£2,000 Third Prize: Peter Zelewski for Nyaueth
Peter Zelewski is a London-based portrait and documentary photographer. Born in Detroit, USA, he moved to London in the late 80s and studied Graphic Design at North London Polytechnic. Through his fascination and love of the city, he was drawn to the streets of London to take photographs of its citizens. Zelewski now divides his time between graphic design, commercial photography and his personal street portraiture projects. Zelewski’s portrait Nyaueth was taken near Oxford Street as part of his series Beautiful Strangers. Zelewski explains: ‘The aim of Beautiful Strangers is to challenge the concept of traditional beauty with a series of spontaneous and powerful street portraits of everyday citizens who show character, uniqueness and a special inner quality, which I try to interpret in my photographs.’
£1,000 Fourth Prize: Ivor Prickett for Amira and her Children
Ivor Prickett is a documentary photographer who works on personal projects whilst carrying out assignments for a diverse range of international clients. Having lived and worked in the Middle East and Turkey for nearly 5 years, he is now based in London. Prickett took the photograph Amira and her Children in Northern Iraq in September 2014 when working on an assignment for UNHCR (United Nations High Commissioner for Refugees). Prickett explains: ‘I met Amira and her family in the tent where they were living in at the Baharka camp near Erbil; they had fled their village near Mosul after Isis had taken control of the area. I spent some time speaking with Amira about what her family had gone through. As they became more comfortable with me being there they really started to express their closeness and became very tactile. It was a beautiful moment to witness in the midst of such a difficult situation.’

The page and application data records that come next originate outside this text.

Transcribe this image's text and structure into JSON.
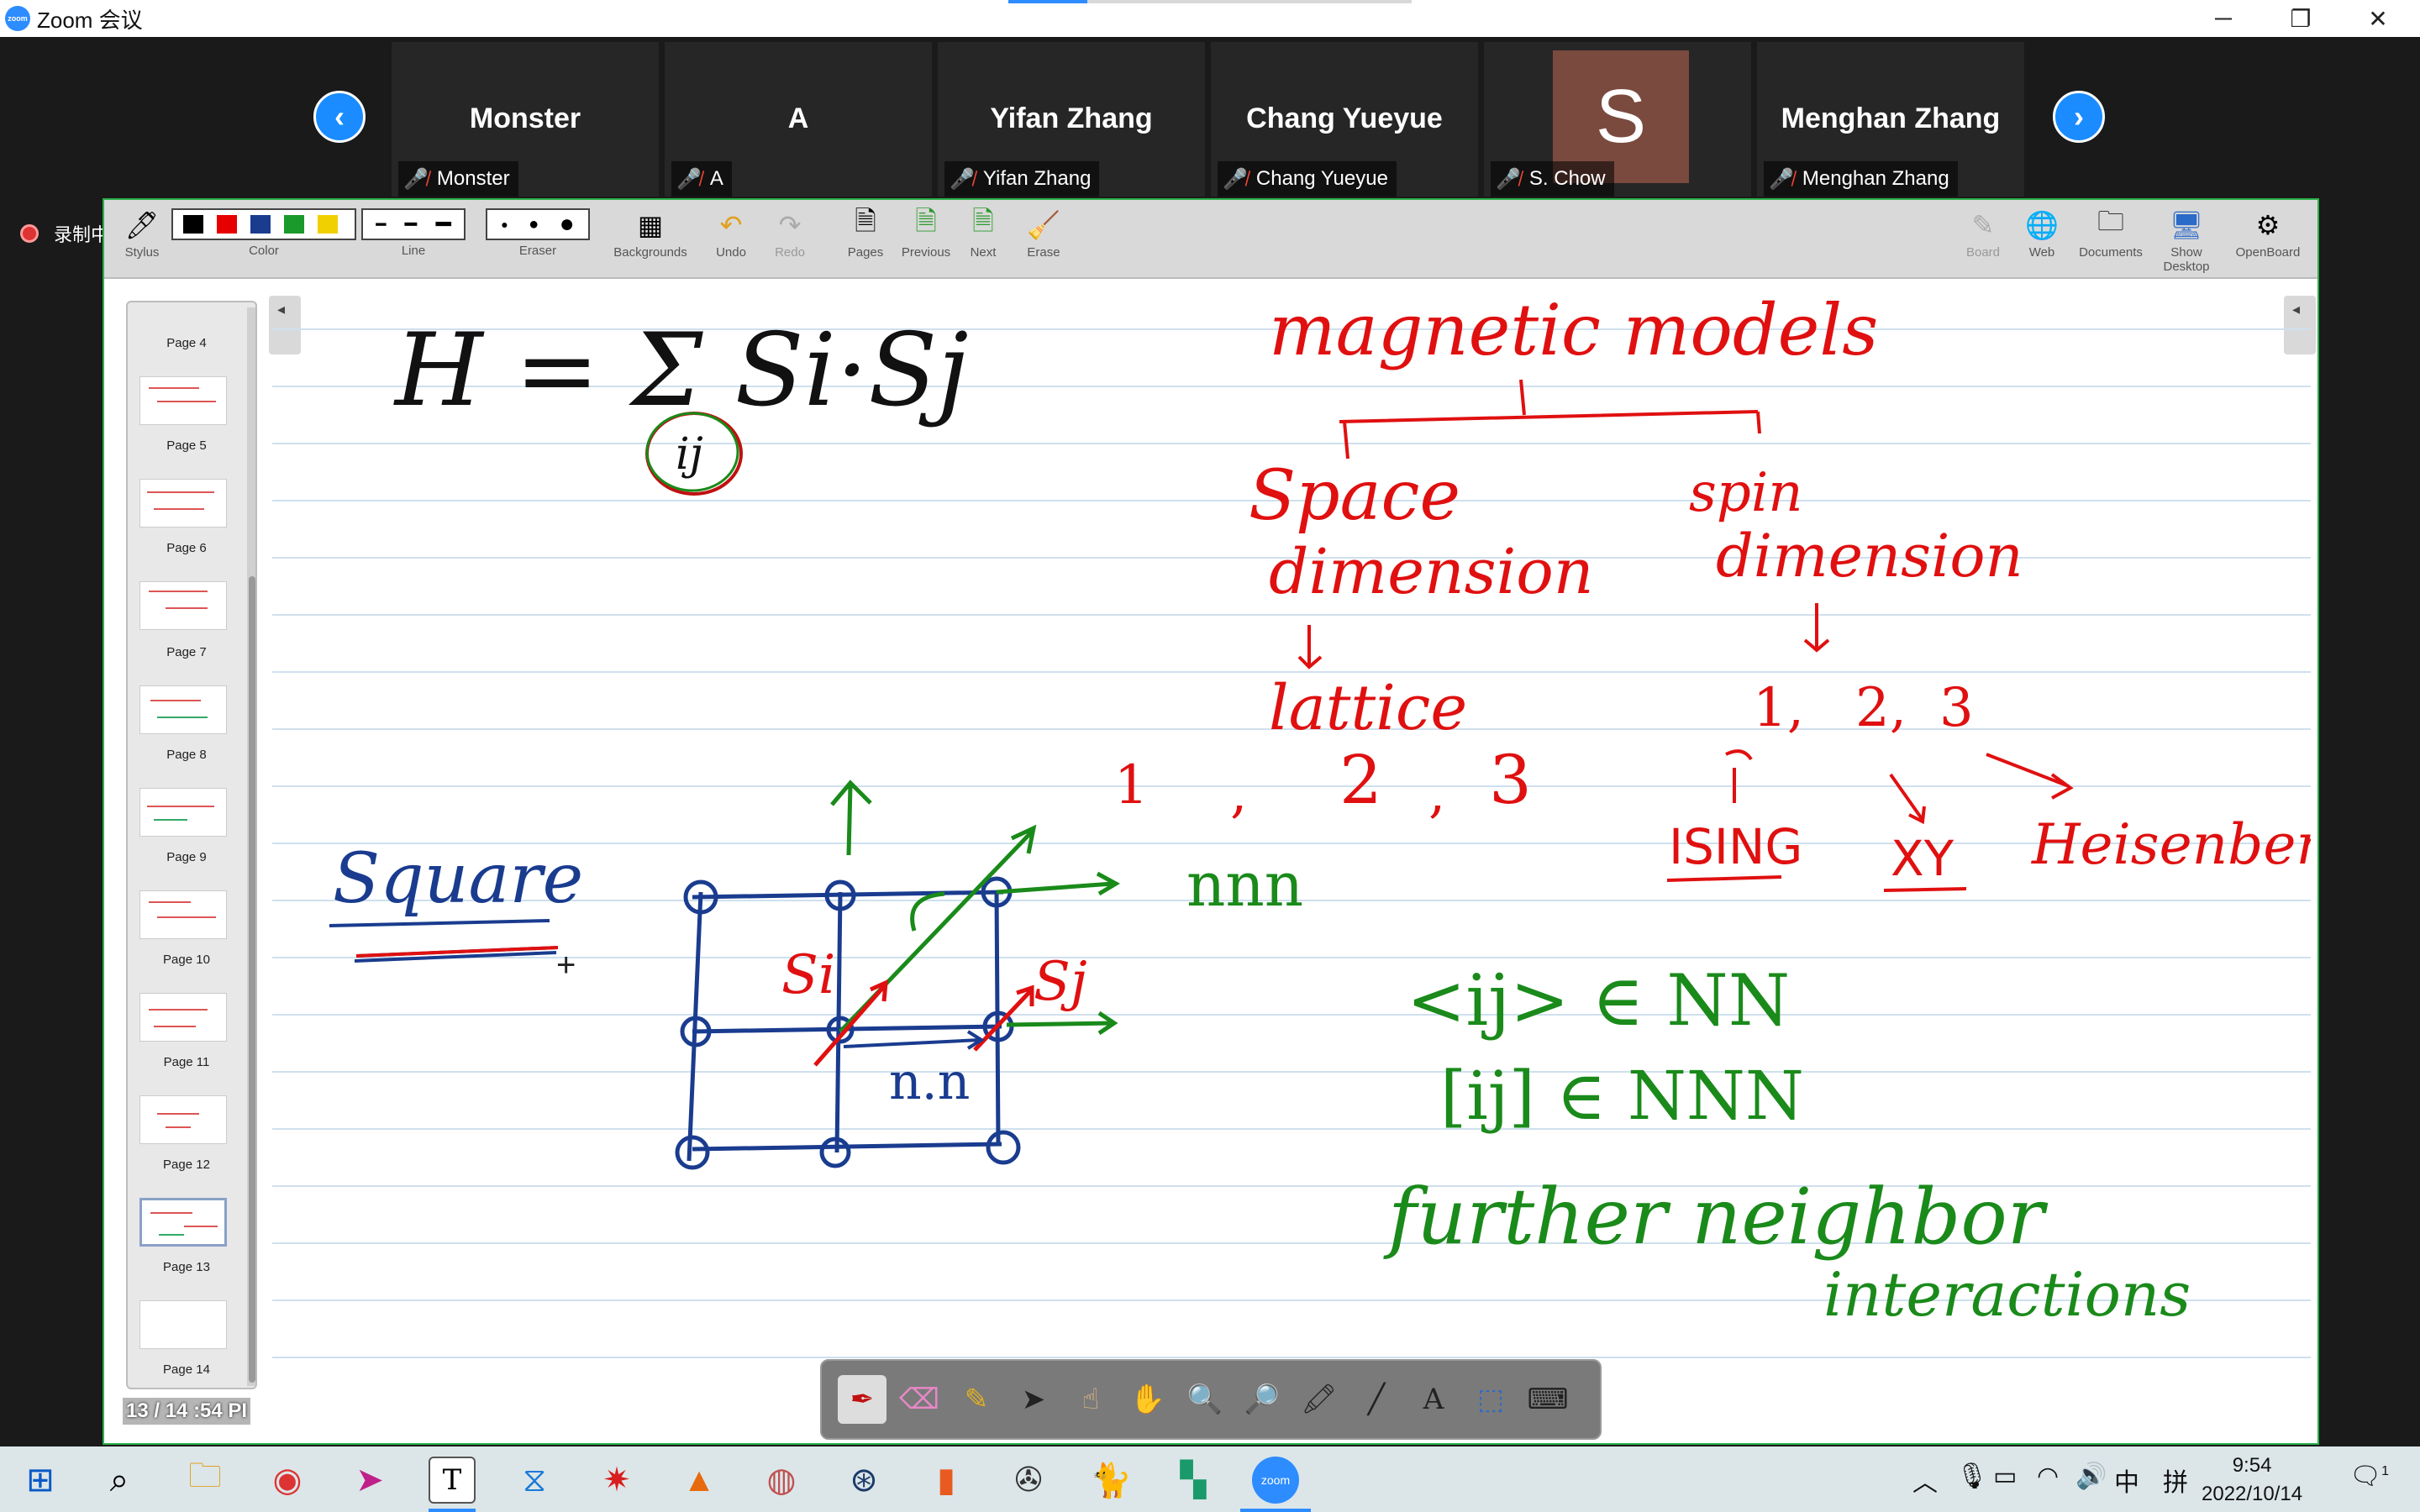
{
  "window": {
    "title": "Zoom 会议",
    "logo_text": "zoom"
  },
  "gallery": {
    "participants": [
      {
        "tile_name": "Monster",
        "label": "Monster"
      },
      {
        "tile_name": "A",
        "label": "A"
      },
      {
        "tile_name": "Yifan Zhang",
        "label": "Yifan Zhang"
      },
      {
        "tile_name": "Chang Yueyue",
        "label": "Chang Yueyue"
      },
      {
        "tile_name": "",
        "avatar_letter": "S",
        "label": "S. Chow"
      },
      {
        "tile_name": "Menghan Zhang",
        "label": "Menghan Zhang"
      }
    ]
  },
  "recording": {
    "label": "录制中"
  },
  "toolbar": {
    "stylus": "Stylus",
    "color": "Color",
    "line": "Line",
    "eraser": "Eraser",
    "backgrounds": "Backgrounds",
    "undo": "Undo",
    "redo": "Redo",
    "pages": "Pages",
    "previous": "Previous",
    "next": "Next",
    "erase": "Erase",
    "board": "Board",
    "web": "Web",
    "documents": "Documents",
    "show_desktop": "Show Desktop",
    "openboard": "OpenBoard",
    "colors": [
      "#000000",
      "#e60000",
      "#1a3c8f",
      "#1a9a2a",
      "#f0d000"
    ]
  },
  "pages": {
    "labels": [
      "Page 4",
      "Page 5",
      "Page 6",
      "Page 7",
      "Page 8",
      "Page 9",
      "Page 10",
      "Page 11",
      "Page 12",
      "Page 13",
      "Page 14"
    ],
    "current_info": "13 / 14 :54 PI"
  },
  "board": {
    "hamiltonian": "H = Σ Si·Sj",
    "sum_index": "ij",
    "heading": "magnetic models",
    "branch_left": [
      "Space",
      "dimension"
    ],
    "branch_right": [
      "spin",
      "dimension"
    ],
    "lattice": "lattice",
    "lattice_dims": [
      "1",
      ",",
      "2",
      ",",
      "3"
    ],
    "spin_dims": [
      "1,",
      "2,",
      "3"
    ],
    "models": [
      "ISING",
      "XY",
      "Heisenberg"
    ],
    "square": "Square",
    "si": "Si",
    "sj": "Sj",
    "nn": "n.n",
    "nnn": "nnn",
    "nn_set": "<ij> ∈ NN",
    "nnn_set": "[ij] ∈ NNN",
    "further": [
      "further neighbor",
      "interactions"
    ]
  },
  "taskbar": {
    "time": "9:54",
    "date": "2022/10/14",
    "ime1": "中",
    "ime2": "拼",
    "notif_count": "1"
  }
}
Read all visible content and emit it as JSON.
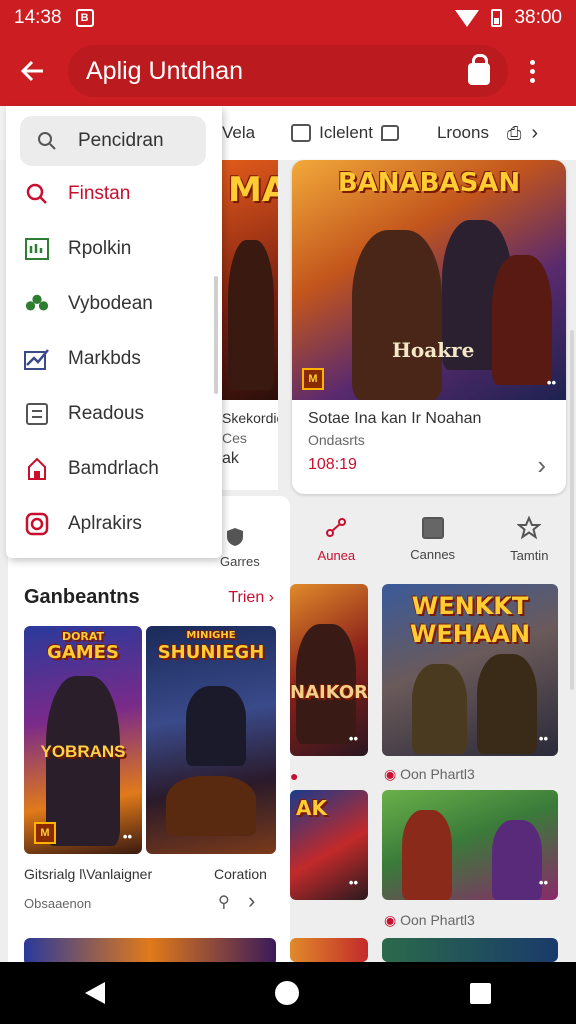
{
  "status": {
    "time": "14:38",
    "notif": "B",
    "clock_right": "38:00"
  },
  "appbar": {
    "title": "Aplig Untdhan"
  },
  "cat_tabs": [
    {
      "label": "Vela"
    },
    {
      "label": "Iclelent"
    },
    {
      "label": "Lroons"
    }
  ],
  "drawer": {
    "search_label": "Pencidran",
    "items": [
      {
        "label": "Finstan",
        "icon": "search-icon"
      },
      {
        "label": "Rpolkin",
        "icon": "chart-icon"
      },
      {
        "label": "Vybodean",
        "icon": "group-icon"
      },
      {
        "label": "Markbds",
        "icon": "trend-icon"
      },
      {
        "label": "Readous",
        "icon": "list-icon"
      },
      {
        "label": "Bamdrlach",
        "icon": "house-icon"
      },
      {
        "label": "Aplrakirs",
        "icon": "camera-icon"
      }
    ]
  },
  "featured_left": {
    "art_title": "MA",
    "line1": "Skekordio",
    "line2": "Ces",
    "line3": "ak"
  },
  "featured": {
    "art_title": "BANABASAN",
    "art_sub": "Hoakre",
    "badge": "M",
    "dots": "••",
    "name": "Sotae Ina kan Ir Noahan",
    "category": "Ondasrts",
    "price": "108:19"
  },
  "quick_tabs": [
    {
      "label": "Garres"
    },
    {
      "label": "Aunea"
    },
    {
      "label": "Cannes"
    },
    {
      "label": "Tamtin"
    }
  ],
  "section": {
    "title": "Ganbeantns",
    "trend_label": "Trien",
    "cards": [
      {
        "art_title": "GAMES",
        "art_top": "DORAT",
        "art_sub": "YOBRANS",
        "name": "Gitsrialg l\\Vanlaigner",
        "sub": "Obsaaenon"
      },
      {
        "art_title": "SHUNIEGH",
        "art_top": "MINIGHE",
        "art_sub": "",
        "name": "Coration",
        "sub": ""
      }
    ]
  },
  "right_grid": [
    {
      "art_title": "NAIKORS",
      "meta": ""
    },
    {
      "art_title": "WENKKT WEHAAN",
      "meta": "Oon Phartl3"
    },
    {
      "art_title": "AK",
      "meta": ""
    },
    {
      "art_title": "",
      "meta": "Oon Phartl3"
    }
  ],
  "colors": {
    "brand": "#cc1e22",
    "accent": "#c8102e"
  }
}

£5,000 John Kobal New Work Award: Tereza Červeňová for Yngvild
The £5,000 John Kobal New Work Award has been awarded to Tereza Červeňová for her photograph Yngvild, a portrait of the photographer’s friend the day before their friend’s wedding at Veluwe National Park in Holland. Tereza Červeňová is a Slovakian photographer currently living and working in London. She first moved to the city four years ago to study Photography at Middlesex University. Her work now focuses on portraiture and fine art photography.
The John Kobal New Work Award is given to a photographer under thirty whose work has been selected for theTaylor Wessing Photographic Portrait Prize exhibition. The winner receives a cash prize of £5,000 to include undertaking a commission to photograph a sitter connected with the UK film industry for the National Portrait Gallery Collection.